Please print each entry below exactly as it reads.

### Input data:
"""

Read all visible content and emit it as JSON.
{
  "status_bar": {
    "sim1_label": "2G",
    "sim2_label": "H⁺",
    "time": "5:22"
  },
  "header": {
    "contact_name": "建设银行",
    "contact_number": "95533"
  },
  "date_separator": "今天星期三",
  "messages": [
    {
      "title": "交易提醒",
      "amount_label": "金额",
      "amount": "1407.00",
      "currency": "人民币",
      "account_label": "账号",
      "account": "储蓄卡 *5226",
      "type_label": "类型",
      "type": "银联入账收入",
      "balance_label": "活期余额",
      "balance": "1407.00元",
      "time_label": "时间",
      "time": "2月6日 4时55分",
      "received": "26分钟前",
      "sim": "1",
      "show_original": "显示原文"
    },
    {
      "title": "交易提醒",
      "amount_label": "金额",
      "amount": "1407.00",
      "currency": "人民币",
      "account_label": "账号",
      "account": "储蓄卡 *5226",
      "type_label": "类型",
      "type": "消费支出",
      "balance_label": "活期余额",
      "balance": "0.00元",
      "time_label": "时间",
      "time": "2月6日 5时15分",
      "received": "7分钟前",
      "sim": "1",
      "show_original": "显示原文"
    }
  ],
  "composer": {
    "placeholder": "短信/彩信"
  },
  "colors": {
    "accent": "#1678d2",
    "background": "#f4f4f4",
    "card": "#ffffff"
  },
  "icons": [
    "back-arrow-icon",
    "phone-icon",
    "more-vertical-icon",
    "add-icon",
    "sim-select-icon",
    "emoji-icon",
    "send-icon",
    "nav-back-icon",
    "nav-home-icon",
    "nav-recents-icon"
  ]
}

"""

### Completed exercise:
Read all visible content and emit it as JSON.
{
  "status_bar": {
    "sim1_label": "2G",
    "sim2_label": "H⁺",
    "time": "5:22"
  },
  "header": {
    "contact_name": "建设银行",
    "contact_number": "95533"
  },
  "date_separator": "今天星期三",
  "messages": [
    {
      "title": "交易提醒",
      "amount_label": "金额",
      "amount": "1407.00",
      "currency": "人民币",
      "account_label": "账号",
      "account": "储蓄卡 *5226",
      "type_label": "类型",
      "type": "银联入账收入",
      "balance_label": "活期余额",
      "balance": "1407.00元",
      "time_label": "时间",
      "time": "2月6日 4时55分",
      "received": "26分钟前",
      "sim": "1",
      "show_original": "显示原文"
    },
    {
      "title": "交易提醒",
      "amount_label": "金额",
      "amount": "1407.00",
      "currency": "人民币",
      "account_label": "账号",
      "account": "储蓄卡 *5226",
      "type_label": "类型",
      "type": "消费支出",
      "balance_label": "活期余额",
      "balance": "0.00元",
      "time_label": "时间",
      "time": "2月6日 5时15分",
      "received": "7分钟前",
      "sim": "1",
      "show_original": "显示原文"
    }
  ],
  "composer": {
    "placeholder": "短信/彩信"
  },
  "colors": {
    "accent": "#1678d2",
    "background": "#f4f4f4",
    "card": "#ffffff"
  },
  "icons": [
    "back-arrow-icon",
    "phone-icon",
    "more-vertical-icon",
    "add-icon",
    "sim-select-icon",
    "emoji-icon",
    "send-icon",
    "nav-back-icon",
    "nav-home-icon",
    "nav-recents-icon"
  ]
}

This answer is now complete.